It’s time to get weird.
For more than two years we’ve been stuck in our small and safe social-distancing bubbles, living off of whatever mildly interesting cultural scraps fall our way. Enough!
Fall is finally here. It's the season for change, for reinvention. And now that the majority of the population is vaccinated, boosted, and boosted again (go get your flu shot, too, if you haven't!), people are getting back out into the world with fresh enthusiasm, exhibiting the kind of genuine curiosity and excitement that can only come after long periods of scarcity and denial.

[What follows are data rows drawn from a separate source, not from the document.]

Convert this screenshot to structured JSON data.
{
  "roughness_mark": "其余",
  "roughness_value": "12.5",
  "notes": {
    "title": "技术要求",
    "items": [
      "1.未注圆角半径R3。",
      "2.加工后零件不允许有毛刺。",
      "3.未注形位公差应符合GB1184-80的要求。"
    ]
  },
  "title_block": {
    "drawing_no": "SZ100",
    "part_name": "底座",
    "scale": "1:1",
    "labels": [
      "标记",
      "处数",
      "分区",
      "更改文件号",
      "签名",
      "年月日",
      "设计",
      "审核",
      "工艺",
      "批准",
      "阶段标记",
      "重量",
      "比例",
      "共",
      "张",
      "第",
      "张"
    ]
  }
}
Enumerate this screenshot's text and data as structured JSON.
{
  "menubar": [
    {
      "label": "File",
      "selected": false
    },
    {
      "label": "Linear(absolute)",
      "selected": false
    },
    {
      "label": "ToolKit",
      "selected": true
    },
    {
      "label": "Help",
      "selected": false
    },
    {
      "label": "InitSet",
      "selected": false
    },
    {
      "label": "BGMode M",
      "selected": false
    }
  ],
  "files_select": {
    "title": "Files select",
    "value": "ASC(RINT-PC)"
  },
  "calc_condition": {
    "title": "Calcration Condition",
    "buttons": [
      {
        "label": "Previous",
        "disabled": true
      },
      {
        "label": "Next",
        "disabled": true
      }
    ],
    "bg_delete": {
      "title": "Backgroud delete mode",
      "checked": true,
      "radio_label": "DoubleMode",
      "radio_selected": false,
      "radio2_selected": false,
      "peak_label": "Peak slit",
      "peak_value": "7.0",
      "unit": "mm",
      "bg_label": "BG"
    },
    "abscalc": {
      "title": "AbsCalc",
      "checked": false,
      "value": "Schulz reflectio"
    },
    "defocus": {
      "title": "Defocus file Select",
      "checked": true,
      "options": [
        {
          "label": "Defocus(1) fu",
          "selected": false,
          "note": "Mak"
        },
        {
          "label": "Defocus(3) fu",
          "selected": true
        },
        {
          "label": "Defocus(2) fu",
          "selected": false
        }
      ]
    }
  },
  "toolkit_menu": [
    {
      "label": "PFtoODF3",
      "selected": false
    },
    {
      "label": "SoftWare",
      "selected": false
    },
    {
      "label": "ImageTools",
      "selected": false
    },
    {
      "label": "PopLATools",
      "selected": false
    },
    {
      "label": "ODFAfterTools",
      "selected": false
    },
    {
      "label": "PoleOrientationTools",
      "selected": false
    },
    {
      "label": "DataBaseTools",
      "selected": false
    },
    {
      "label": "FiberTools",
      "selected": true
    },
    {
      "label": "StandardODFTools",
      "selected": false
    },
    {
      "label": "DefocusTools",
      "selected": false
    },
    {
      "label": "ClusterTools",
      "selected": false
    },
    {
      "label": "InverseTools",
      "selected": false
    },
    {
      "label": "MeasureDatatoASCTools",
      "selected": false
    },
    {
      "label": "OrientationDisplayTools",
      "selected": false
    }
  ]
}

There are hundreds of things happening around the city over the next few months—our calendar, EverOut, has literally all of them listed here—but if you're still being picky about where to spend your time and where put your money, The Stranger's devoted team of arts and culture know-it-alls have sorted through the noise to find the best of the best. The coolest of the cool. The weirdest of the weird. The shit you absolutely must not miss.
In November Oscar-winning composer Tan Dun is bringing, as editor Rich Smith describes it, "a multimedia, multicultural, multidimensional symphonic bonanza" to Benaroya Hall. What does that mean exactly? Life-size projections of Buddhist caves! Percussionists who literally play water with plastic cups! And indigenous khoomei throat-singing! All the fascinating details are here.
On the other side of the music spectrum, also in November, is the 10th anniversary of Freakout Festival, a four-day genre-defying live music spectacular in Ballard. Music writer Dave Segal sat down with organizers to find out how a music festival, which books mostly unknown and lesser-known but nonetheless legendary acts with dedicated followings, managed not just to survive a whole decade but also grow bigger and bigger year after year.
There's big news in the gaming world this fall, too. Ken and Roberta Williams, the couple who created your favorite PC games in the 1980s and '90s, disappeared from the industry 20 years ago. Now, to everyone's surprise—even their own—they're back, and Roberta gave Matt Baume the scoop on how the couple plans to revolutionize the industry with new VR technology inspired by life at sea.
If you really want to get out there—and by out there I mean away from the city entirely—hop on a seaplane or a ferry and attend the Orcas Island Film Festival, a weekend celebration of film that Jas Keimig describes as the Pacific Northwest's very own Cannes.
Plus! Meet the promoter who's keeping Black music alive in Columbia City! Visit Seattle Art Museum to see works from two of the greatest living photographers! And read all about how Grace Jones turned Charles Mudede into a Marxist.
Welcome back, weirdos.